Earlier this week I was in a meeting with some coworkers when one of them mentioned they had an eye twitch that wouldn’t go away. Then another friend said it was “eye twitch season” and that all her friends were getting them too!
Immediately, I thought…. Perfect blog idea!
So why do we get eye twitches?
Well, it’s not entirely known why we get them, but most doctors most commonly attribute them to three things; fatigue, stress, and caffeine. Any single one of these or combination of the three can lead to the ridiculous eye twitch.
The thought is that it’s basically overstimulation of the eye muscles. The overstimulation results in the involuntary twitching that usually lasts for a minute or two.
For the most part, eye twitches are harmless and should go away within a matter of days. If they persist for more than a week, cause problems with your vision, start to impact other facial muscles, or cause your eyelids to droop, you should make an appointment to see your doctor immediately.
Very rarely, eye twitches can indicate a more serious problem such as Dystonia, MS, Bells’ Palsy, or Tourette’s. Again, if the twitching remains constant, increases in frequency, or persists more than a week, please seek medical attention.
But again, the overwhelming majority of eye twitches are benign and not cause for any concern. The American Academy of Ophthalmology recommends the following strategies to help make that eye twitch go away.
• Get more sleep – People are more prone to eye twitching when they are overly tired. Get a good night of rest and see if that helps.
• Reduce your caffeine – Caffeine is a stimulant and believed to contribute to eye twitching.

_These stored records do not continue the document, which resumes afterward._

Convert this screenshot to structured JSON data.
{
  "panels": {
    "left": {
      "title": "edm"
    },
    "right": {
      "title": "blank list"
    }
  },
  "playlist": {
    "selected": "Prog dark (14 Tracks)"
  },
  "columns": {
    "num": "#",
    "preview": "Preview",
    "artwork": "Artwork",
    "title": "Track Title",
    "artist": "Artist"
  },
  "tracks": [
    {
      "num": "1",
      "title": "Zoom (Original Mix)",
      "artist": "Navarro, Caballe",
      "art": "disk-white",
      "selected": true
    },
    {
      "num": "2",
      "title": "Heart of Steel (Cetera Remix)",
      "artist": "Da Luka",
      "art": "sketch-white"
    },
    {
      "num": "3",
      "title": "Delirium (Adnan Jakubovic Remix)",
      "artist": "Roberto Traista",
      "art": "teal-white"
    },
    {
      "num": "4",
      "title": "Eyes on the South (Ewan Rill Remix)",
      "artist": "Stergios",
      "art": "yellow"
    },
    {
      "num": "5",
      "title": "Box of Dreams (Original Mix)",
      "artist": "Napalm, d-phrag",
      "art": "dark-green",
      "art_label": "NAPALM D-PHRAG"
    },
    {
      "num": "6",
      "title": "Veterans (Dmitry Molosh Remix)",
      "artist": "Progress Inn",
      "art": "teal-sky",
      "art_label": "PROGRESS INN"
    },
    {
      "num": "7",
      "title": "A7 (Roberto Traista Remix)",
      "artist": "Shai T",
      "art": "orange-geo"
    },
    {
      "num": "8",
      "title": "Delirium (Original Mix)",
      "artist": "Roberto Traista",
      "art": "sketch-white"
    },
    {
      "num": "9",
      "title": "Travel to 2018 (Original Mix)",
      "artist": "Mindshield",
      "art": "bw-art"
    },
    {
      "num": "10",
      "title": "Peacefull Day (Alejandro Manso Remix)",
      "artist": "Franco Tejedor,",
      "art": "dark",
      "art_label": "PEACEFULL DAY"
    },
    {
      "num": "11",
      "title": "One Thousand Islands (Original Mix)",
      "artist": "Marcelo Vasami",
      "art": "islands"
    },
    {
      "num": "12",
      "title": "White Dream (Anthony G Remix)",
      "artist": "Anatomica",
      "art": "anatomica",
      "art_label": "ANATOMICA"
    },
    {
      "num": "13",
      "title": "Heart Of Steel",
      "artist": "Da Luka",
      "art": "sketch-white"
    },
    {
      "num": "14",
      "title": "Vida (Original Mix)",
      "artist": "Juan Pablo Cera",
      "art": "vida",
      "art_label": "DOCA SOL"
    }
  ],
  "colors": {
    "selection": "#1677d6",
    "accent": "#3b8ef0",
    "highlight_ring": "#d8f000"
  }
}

Cut back on the coffee, soda, and tea.
• Cut back the stress – Easier said then done, but it’s one of the biggest things you can do to stop the eye twitching. Studies confirm time and time again that those with higher stress levels are more prone to eye twitching.
• Moisturize your eyes – One last thing you can try is to use some moistening eye drops because in some cases dry eyes help contribute to eye twitching.
Earlier this year, I had a good week full of them. It was quite a surprise to me because I had never had an eye twitch before. Out of nowhere, I was repeatedly getting them on my right eye and after about a week, they stopped.
Thankfully, they haven’t returned but if they do, I’m ready to get a good night of sleep, chill on the coffee, ease up on the stress, and get some eye drops. Lol.